Cryptocurrency has some unique risks to holding of the assets. Investors have several options for how they hold their crypto.
Many small investors hold their assets through an exchange where they buy and sell crypto. This has risk; exchanges have been hacked and investors have lost their holdings.
You can hold your assets in an online wallet. There’s still a risk to being hacked.
You can hold your assets in an off-line wallet. Far less risk of being hacked, but there’s still risk. You could lose or misplace the wallet. It could be damaged. This is often considered as one of the safest ways to hold crypto, having less risk than other options.
Regulation and Tax Risks
We can expect that cryptocurrency in the United States will face increasing regulation. Not just because everything else does, but because it needs to. People can lose a lot of money in crypto. The government tends to regulate investments — or things sold as investments — when the public faces risk.
The greater the potential risk, the more regulation. Crypto, by that standard, should have a lot of regulation. There’s more regulation coming, and it may affect investors who already hold crypto and may affect the value of their existing holdings.
The IRS treats cryptocurrency as an asset. Each transaction is potentially a reportable sale with either a gain or a loss for tax purposes. This inhibits an investor’s ability to practically use a cryptocurrency as a form of payment.
A true stable coin might be usable as a form of payment, but most cryptocurrency transactions are potentially reportable and potentially taxable, and most people won’t want to deal with that for everyday spending. Note that this should be a problem technology can solve, at least in terms of reporting, but we’re not there yet.
The Bottom Line

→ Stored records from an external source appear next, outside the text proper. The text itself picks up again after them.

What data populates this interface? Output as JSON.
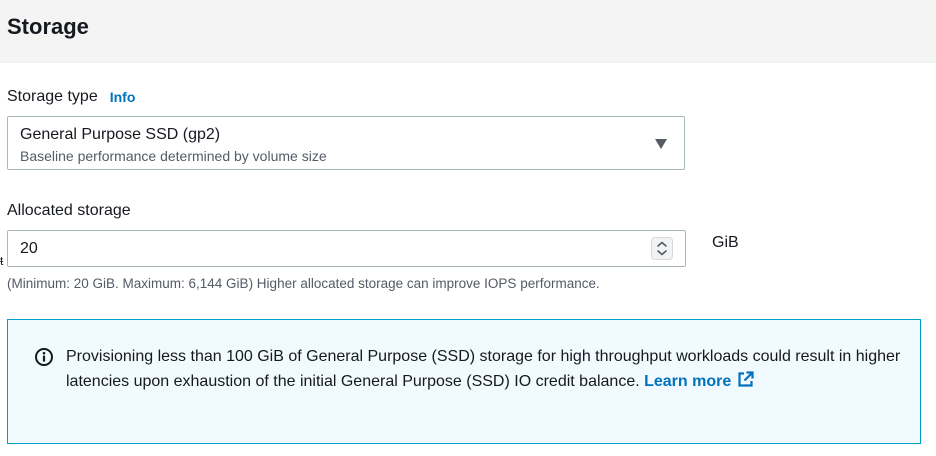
{
  "section": {
    "title": "Storage"
  },
  "storage_type": {
    "label": "Storage type",
    "info_link": "Info",
    "selected_value": "General Purpose SSD (gp2)",
    "selected_description": "Baseline performance determined by volume size"
  },
  "allocated_storage": {
    "label": "Allocated storage",
    "value": "20",
    "unit": "GiB",
    "hint": "(Minimum: 20 GiB. Maximum: 6,144 GiB) Higher allocated storage can improve IOPS performance."
  },
  "alert": {
    "message": "Provisioning less than 100 GiB of General Purpose (SSD) storage for high throughput workloads could result in higher latencies upon exhaustion of the initial General Purpose (SSD) IO credit balance. ",
    "link_text": "Learn more"
  },
  "edge_glyph": "ŧ",
  "colors": {
    "header_bg": "#f4f4f4",
    "link": "#0073bb",
    "alert_bg": "#f1faff",
    "alert_border": "#00a1c9",
    "input_border": "#aab7b8"
  },
  "icons": {
    "alert": "info-circle-icon",
    "link": "external-link-icon",
    "select": "caret-down-icon",
    "stepper": "up-down-chevron-icon"
  }
}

Cryptocurrency has some hurdles to overcome before it can become mainstream. Crypto has a higher risk profile than other asset classes as well as extreme volatility. Some investors can throw some money into it without worrying about whether or not they lose it all. Most investors need to be careful with speculative assets.
Certainly a runaway success could help their retirement. But a total loss could be devastating. Investors need to consider the risks in light of their objectives and make decisions they can afford to live with — no matter what happens.